§ REQUIRED WORK
Copy out the data exactly as it appears, without a single image.

*** Opening RECORDS SUPPLIED ***

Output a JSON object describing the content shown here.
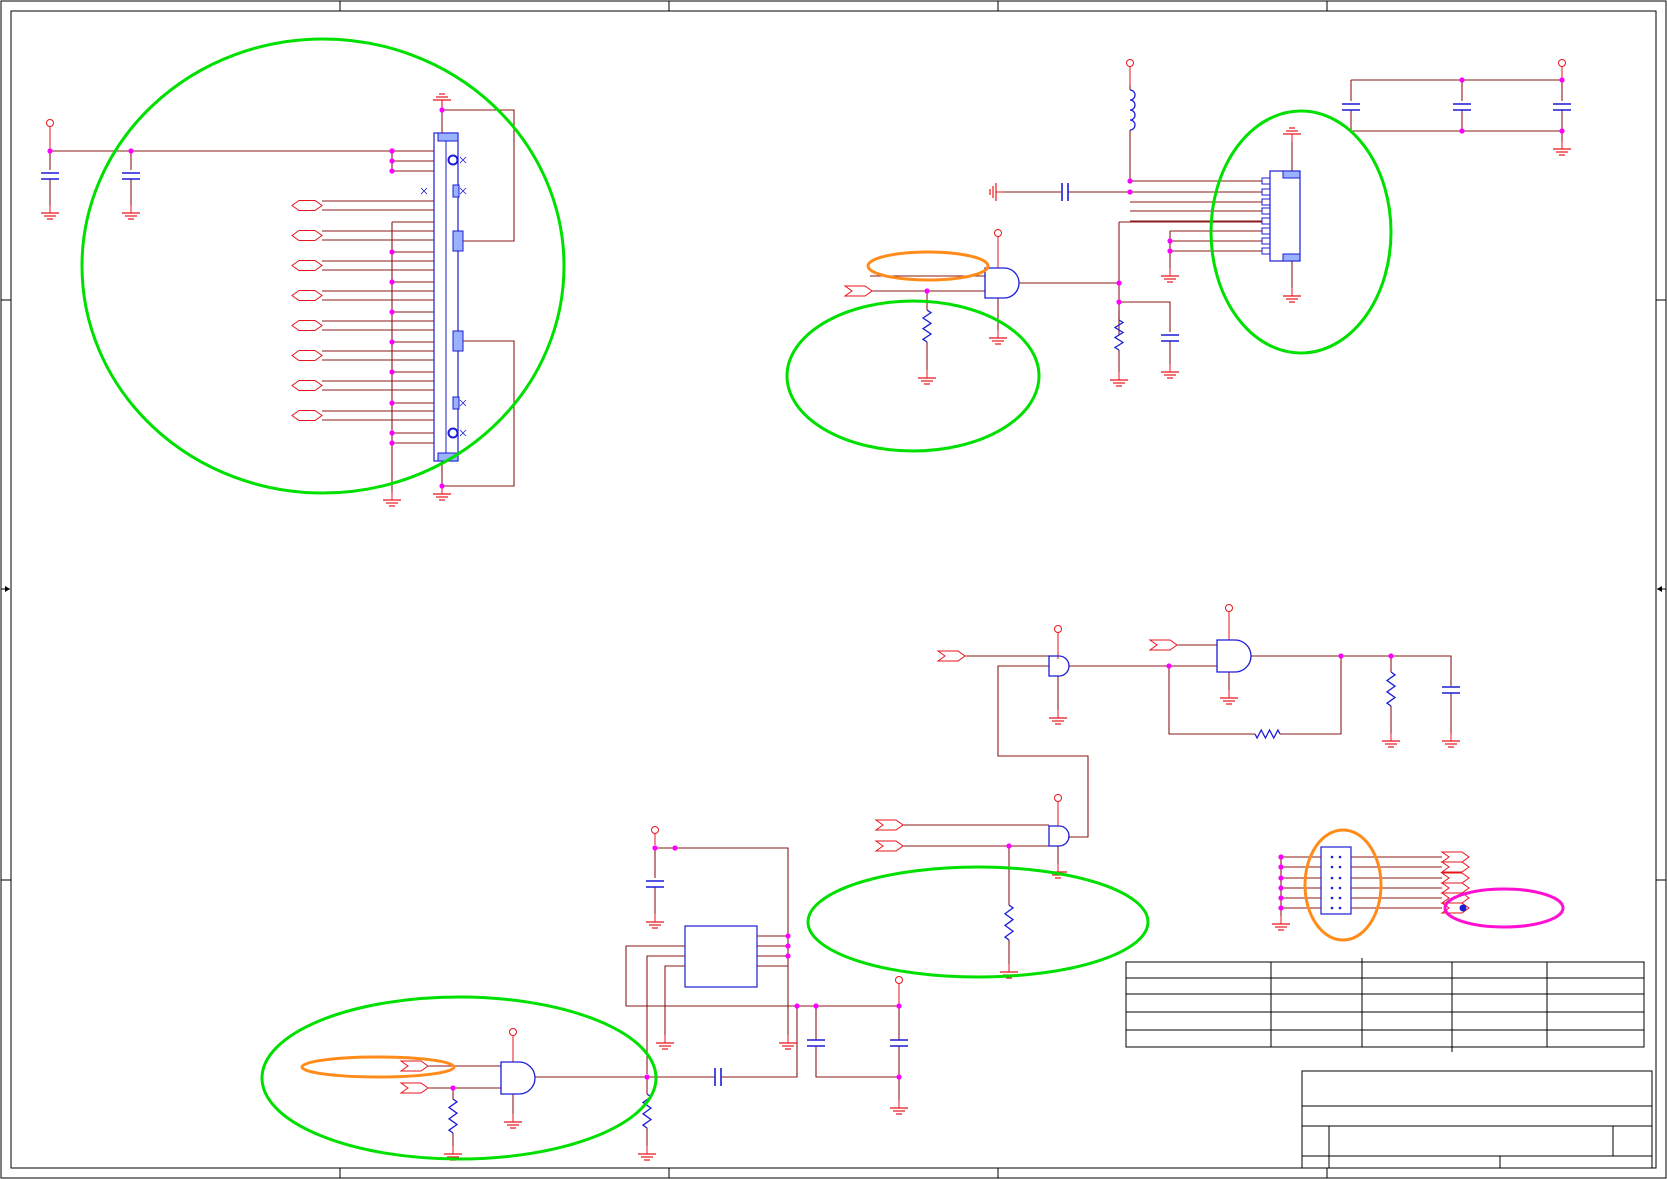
{
  "sheet": {
    "kind": "electrical schematic",
    "text_labels": []
  },
  "colors": {
    "wire": "#8b1a1a",
    "symbol_red": "#e8141c",
    "component_blue": "#1c1cd6",
    "junction": "#ff00ff",
    "highlight_green": "#00e000",
    "highlight_orange": "#ff8c1a",
    "highlight_magenta": "#ff10d0",
    "frame": "#000000"
  },
  "highlights": [
    {
      "id": "connector-block",
      "color": "green"
    },
    {
      "id": "gate1-pulldown",
      "color": "green"
    },
    {
      "id": "gate1-input-a",
      "color": "orange"
    },
    {
      "id": "connector-10pin",
      "color": "green"
    },
    {
      "id": "gate4-pulldown",
      "color": "green"
    },
    {
      "id": "gate5-input-block",
      "color": "green"
    },
    {
      "id": "gate5-input-a",
      "color": "orange"
    },
    {
      "id": "dip-switch",
      "color": "orange"
    },
    {
      "id": "output-port",
      "color": "magenta"
    }
  ],
  "revision_table": {
    "rows": 4,
    "columns": 5,
    "cells": []
  },
  "title_block": {
    "title": "",
    "size": "",
    "document_number": "",
    "rev": "",
    "date": "",
    "sheet": ""
  }
}
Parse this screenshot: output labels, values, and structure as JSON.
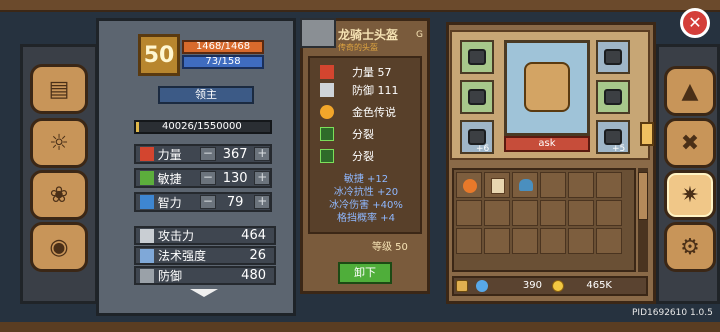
{
  "player": {
    "level": "50",
    "hp": "1468/1468",
    "mp": "73/158",
    "title": "领主",
    "exp": "40026/1550000",
    "exp_fraction": 0.026
  },
  "attributes": [
    {
      "label": "力量",
      "value": "367",
      "icon": "fist-icon",
      "color": "#d3452f"
    },
    {
      "label": "敏捷",
      "value": "130",
      "icon": "feather-icon",
      "color": "#5cae3c"
    },
    {
      "label": "智力",
      "value": "79",
      "icon": "book-icon",
      "color": "#3e86d1"
    }
  ],
  "stats": [
    {
      "label": "攻击力",
      "value": "464",
      "icon": "sword-icon"
    },
    {
      "label": "法术强度",
      "value": "26",
      "icon": "wand-icon"
    },
    {
      "label": "防御",
      "value": "480",
      "icon": "shield-icon"
    }
  ],
  "item": {
    "name": "龙骑士头盔",
    "quality": "传奇的头盔",
    "grade": "G",
    "base_stats": [
      {
        "label": "力量 57",
        "icon": "fist-icon"
      },
      {
        "label": "防御 111",
        "icon": "shield-icon"
      }
    ],
    "affixes": [
      {
        "label": "金色传说",
        "icon": "flame-icon"
      },
      {
        "label": "分裂",
        "icon": "split-icon"
      },
      {
        "label": "分裂",
        "icon": "split-icon"
      }
    ],
    "bonuses": [
      "敏捷 +12",
      "冰冷抗性 +20",
      "冰冷伤害 +40%",
      "格挡概率 +4"
    ],
    "level_req": "等级 50",
    "unequip_label": "卸下"
  },
  "hero": {
    "name": "ask",
    "slot_counts": [
      "+6",
      "+5"
    ]
  },
  "currency": {
    "gems": "390",
    "gold": "465K"
  },
  "footer": {
    "pid": "PID1692610 1.0.5"
  },
  "colors": {
    "accent": "#f0c788",
    "hp": "#d86a2c",
    "mp": "#3f6cc0",
    "bonus_text": "#8fb8ff"
  }
}
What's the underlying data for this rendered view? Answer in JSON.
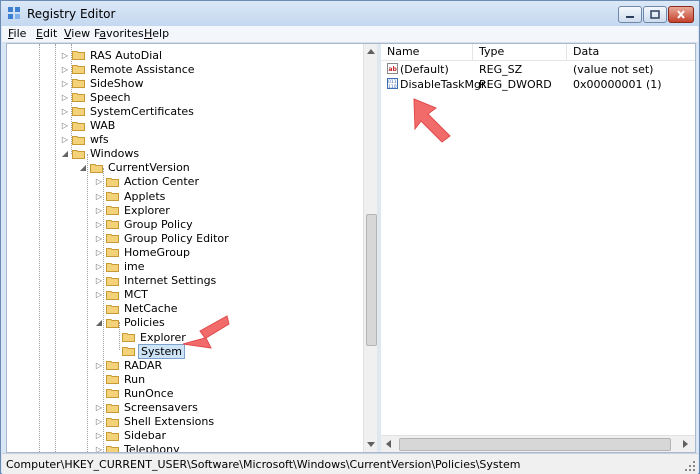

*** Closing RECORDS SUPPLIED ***

§ SOLVED PROBLEM
Output a JSON object describing the content shown here.
{
  "sheet": {
    "kind": "electrical schematic",
    "text_labels": []
  },
  "colors": {
    "wire": "#8b1a1a",
    "symbol_red": "#e8141c",
    "component_blue": "#1c1cd6",
    "junction": "#ff00ff",
    "highlight_green": "#00e000",
    "highlight_orange": "#ff8c1a",
    "highlight_magenta": "#ff10d0",
    "frame": "#000000"
  },
  "highlights": [
    {
      "id": "connector-block",
      "color": "green"
    },
    {
      "id": "gate1-pulldown",
      "color": "green"
    },
    {
      "id": "gate1-input-a",
      "color": "orange"
    },
    {
      "id": "connector-10pin",
      "color": "green"
    },
    {
      "id": "gate4-pulldown",
      "color": "green"
    },
    {
      "id": "gate5-input-block",
      "color": "green"
    },
    {
      "id": "gate5-input-a",
      "color": "orange"
    },
    {
      "id": "dip-switch",
      "color": "orange"
    },
    {
      "id": "output-port",
      "color": "magenta"
    }
  ],
  "revision_table": {
    "rows": 4,
    "columns": 5,
    "cells": []
  },
  "title_block": {
    "title": "",
    "size": "",
    "document_number": "",
    "rev": "",
    "date": "",
    "sheet": ""
  }
}
Parse this screenshot: output labels, values, and structure as JSON.
{
  "player": {
    "level": "50",
    "hp": "1468/1468",
    "mp": "73/158",
    "title": "领主",
    "exp": "40026/1550000",
    "exp_fraction": 0.026
  },
  "attributes": [
    {
      "label": "力量",
      "value": "367",
      "icon": "fist-icon",
      "color": "#d3452f"
    },
    {
      "label": "敏捷",
      "value": "130",
      "icon": "feather-icon",
      "color": "#5cae3c"
    },
    {
      "label": "智力",
      "value": "79",
      "icon": "book-icon",
      "color": "#3e86d1"
    }
  ],
  "stats": [
    {
      "label": "攻击力",
      "value": "464",
      "icon": "sword-icon"
    },
    {
      "label": "法术强度",
      "value": "26",
      "icon": "wand-icon"
    },
    {
      "label": "防御",
      "value": "480",
      "icon": "shield-icon"
    }
  ],
  "item": {
    "name": "龙骑士头盔",
    "quality": "传奇的头盔",
    "grade": "G",
    "base_stats": [
      {
        "label": "力量 57",
        "icon": "fist-icon"
      },
      {
        "label": "防御 111",
        "icon": "shield-icon"
      }
    ],
    "affixes": [
      {
        "label": "金色传说",
        "icon": "flame-icon"
      },
      {
        "label": "分裂",
        "icon": "split-icon"
      },
      {
        "label": "分裂",
        "icon": "split-icon"
      }
    ],
    "bonuses": [
      "敏捷 +12",
      "冰冷抗性 +20",
      "冰冷伤害 +40%",
      "格挡概率 +4"
    ],
    "level_req": "等级 50",
    "unequip_label": "卸下"
  },
  "hero": {
    "name": "ask",
    "slot_counts": [
      "+6",
      "+5"
    ]
  },
  "currency": {
    "gems": "390",
    "gold": "465K"
  },
  "footer": {
    "pid": "PID1692610 1.0.5"
  },
  "colors": {
    "accent": "#f0c788",
    "hp": "#d86a2c",
    "mp": "#3f6cc0",
    "bonus_text": "#8fb8ff"
  }
}
What's the underlying data for this rendered view? Answer in JSON.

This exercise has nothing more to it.